Each entry below should be returned exactly as is, with the pictures removed.
[Opening RECORDS PROVIDED section]
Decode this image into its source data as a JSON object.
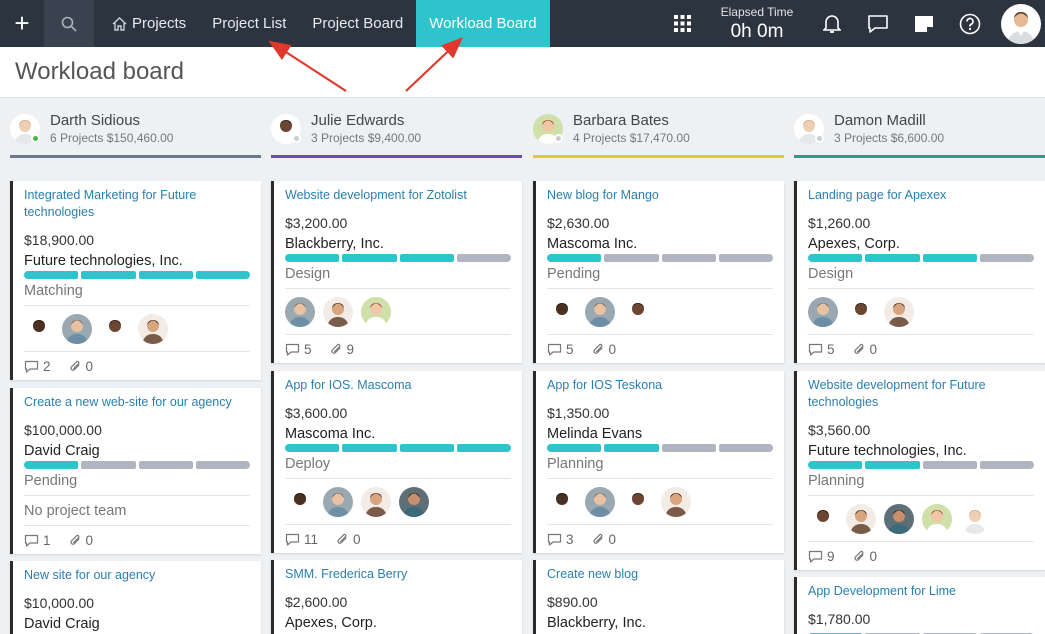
{
  "nav": {
    "items": [
      {
        "label": "Projects",
        "icon": "home-icon"
      },
      {
        "label": "Project List"
      },
      {
        "label": "Project Board"
      },
      {
        "label": "Workload Board",
        "active": true
      }
    ],
    "elapsed_label": "Elapsed Time",
    "elapsed_value": "0h 0m",
    "accent": "#2fc3cc"
  },
  "page": {
    "title": "Workload board"
  },
  "columns": [
    {
      "name": "Darth Sidious",
      "summary": "6 Projects $150,460.00",
      "line_color": "#6a7a8c",
      "status": "#48b844",
      "cards": [
        {
          "title": "Integrated Marketing for Future technologies",
          "amount": "$18,900.00",
          "client": "Future technologies, Inc.",
          "progress": 4,
          "stage": "Matching",
          "team": [
            "m-dark",
            "m-light",
            "f-dark",
            "m-tan"
          ],
          "comments": "2",
          "files": "0"
        },
        {
          "title": "Create a new web-site for our agency",
          "amount": "$100,000.00",
          "client": "David Craig",
          "progress": 1,
          "stage": "Pending",
          "team_text": "No project team",
          "comments": "1",
          "files": "0"
        },
        {
          "title": "New site for our agency",
          "amount": "$10,000.00",
          "client": "David Craig"
        }
      ]
    },
    {
      "name": "Julie Edwards",
      "summary": "3 Projects $9,400.00",
      "line_color": "#6a4bb8",
      "status": "#c9ccd1",
      "cards": [
        {
          "title": "Website development for Zotolist",
          "amount": "$3,200.00",
          "client": "Blackberry, Inc.",
          "progress": 3,
          "stage": "Design",
          "team": [
            "m-light",
            "m-tan",
            "f-red"
          ],
          "comments": "5",
          "files": "9"
        },
        {
          "title": "App for IOS. Mascoma",
          "amount": "$3,600.00",
          "client": "Mascoma Inc.",
          "progress": 4,
          "stage": "Deploy",
          "team": [
            "m-dark",
            "m-light",
            "m-tan",
            "m-beard"
          ],
          "comments": "11",
          "files": "0"
        },
        {
          "title": "SMM. Frederica Berry",
          "amount": "$2,600.00",
          "client": "Apexes, Corp."
        }
      ]
    },
    {
      "name": "Barbara Bates",
      "summary": "4 Projects $17,470.00",
      "line_color": "#f0c232",
      "status": "#c9ccd1",
      "cards": [
        {
          "title": "New blog for Mango",
          "amount": "$2,630.00",
          "client": "Mascoma Inc.",
          "progress": 1,
          "stage": "Pending",
          "team": [
            "m-dark",
            "m-light",
            "f-dark"
          ],
          "comments": "5",
          "files": "0"
        },
        {
          "title": "App for IOS Teskona",
          "amount": "$1,350.00",
          "client": "Melinda Evans",
          "progress": 2,
          "stage": "Planning",
          "team": [
            "m-dark",
            "m-light",
            "f-dark",
            "m-tan"
          ],
          "comments": "3",
          "files": "0"
        },
        {
          "title": "Create new blog",
          "amount": "$890.00",
          "client": "Blackberry, Inc."
        }
      ]
    },
    {
      "name": "Damon Madill",
      "summary": "3 Projects $6,600.00",
      "line_color": "#2a9d8a",
      "status": "#c9ccd1",
      "cards": [
        {
          "title": "Landing page for Apexex",
          "amount": "$1,260.00",
          "client": "Apexes, Corp.",
          "progress": 3,
          "stage": "Design",
          "team": [
            "m-light",
            "f-dark",
            "m-tan"
          ],
          "comments": "5",
          "files": "0"
        },
        {
          "title": "Website development for Future technologies",
          "amount": "$3,560.00",
          "client": "Future technologies, Inc.",
          "progress": 2,
          "stage": "Planning",
          "team": [
            "f-dark",
            "m-tan",
            "m-beard",
            "f-red",
            "m-white"
          ],
          "comments": "9",
          "files": "0"
        },
        {
          "title": "App Development for Lime",
          "amount": "$1,780.00",
          "progress": 1
        }
      ]
    }
  ]
}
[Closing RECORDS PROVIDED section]
▶ **EXERCISE RESULT**
Decode this image into its source data as a JSON object.
{
  "nav": {
    "items": [
      {
        "label": "Projects",
        "icon": "home-icon"
      },
      {
        "label": "Project List"
      },
      {
        "label": "Project Board"
      },
      {
        "label": "Workload Board",
        "active": true
      }
    ],
    "elapsed_label": "Elapsed Time",
    "elapsed_value": "0h 0m",
    "accent": "#2fc3cc"
  },
  "page": {
    "title": "Workload board"
  },
  "columns": [
    {
      "name": "Darth Sidious",
      "summary": "6 Projects $150,460.00",
      "line_color": "#6a7a8c",
      "status": "#48b844",
      "cards": [
        {
          "title": "Integrated Marketing for Future technologies",
          "amount": "$18,900.00",
          "client": "Future technologies, Inc.",
          "progress": 4,
          "stage": "Matching",
          "team": [
            "m-dark",
            "m-light",
            "f-dark",
            "m-tan"
          ],
          "comments": "2",
          "files": "0"
        },
        {
          "title": "Create a new web-site for our agency",
          "amount": "$100,000.00",
          "client": "David Craig",
          "progress": 1,
          "stage": "Pending",
          "team_text": "No project team",
          "comments": "1",
          "files": "0"
        },
        {
          "title": "New site for our agency",
          "amount": "$10,000.00",
          "client": "David Craig"
        }
      ]
    },
    {
      "name": "Julie Edwards",
      "summary": "3 Projects $9,400.00",
      "line_color": "#6a4bb8",
      "status": "#c9ccd1",
      "cards": [
        {
          "title": "Website development for Zotolist",
          "amount": "$3,200.00",
          "client": "Blackberry, Inc.",
          "progress": 3,
          "stage": "Design",
          "team": [
            "m-light",
            "m-tan",
            "f-red"
          ],
          "comments": "5",
          "files": "9"
        },
        {
          "title": "App for IOS. Mascoma",
          "amount": "$3,600.00",
          "client": "Mascoma Inc.",
          "progress": 4,
          "stage": "Deploy",
          "team": [
            "m-dark",
            "m-light",
            "m-tan",
            "m-beard"
          ],
          "comments": "11",
          "files": "0"
        },
        {
          "title": "SMM. Frederica Berry",
          "amount": "$2,600.00",
          "client": "Apexes, Corp."
        }
      ]
    },
    {
      "name": "Barbara Bates",
      "summary": "4 Projects $17,470.00",
      "line_color": "#f0c232",
      "status": "#c9ccd1",
      "cards": [
        {
          "title": "New blog for Mango",
          "amount": "$2,630.00",
          "client": "Mascoma Inc.",
          "progress": 1,
          "stage": "Pending",
          "team": [
            "m-dark",
            "m-light",
            "f-dark"
          ],
          "comments": "5",
          "files": "0"
        },
        {
          "title": "App for IOS Teskona",
          "amount": "$1,350.00",
          "client": "Melinda Evans",
          "progress": 2,
          "stage": "Planning",
          "team": [
            "m-dark",
            "m-light",
            "f-dark",
            "m-tan"
          ],
          "comments": "3",
          "files": "0"
        },
        {
          "title": "Create new blog",
          "amount": "$890.00",
          "client": "Blackberry, Inc."
        }
      ]
    },
    {
      "name": "Damon Madill",
      "summary": "3 Projects $6,600.00",
      "line_color": "#2a9d8a",
      "status": "#c9ccd1",
      "cards": [
        {
          "title": "Landing page for Apexex",
          "amount": "$1,260.00",
          "client": "Apexes, Corp.",
          "progress": 3,
          "stage": "Design",
          "team": [
            "m-light",
            "f-dark",
            "m-tan"
          ],
          "comments": "5",
          "files": "0"
        },
        {
          "title": "Website development for Future technologies",
          "amount": "$3,560.00",
          "client": "Future technologies, Inc.",
          "progress": 2,
          "stage": "Planning",
          "team": [
            "f-dark",
            "m-tan",
            "m-beard",
            "f-red",
            "m-white"
          ],
          "comments": "9",
          "files": "0"
        },
        {
          "title": "App Development for Lime",
          "amount": "$1,780.00",
          "progress": 1
        }
      ]
    }
  ]
}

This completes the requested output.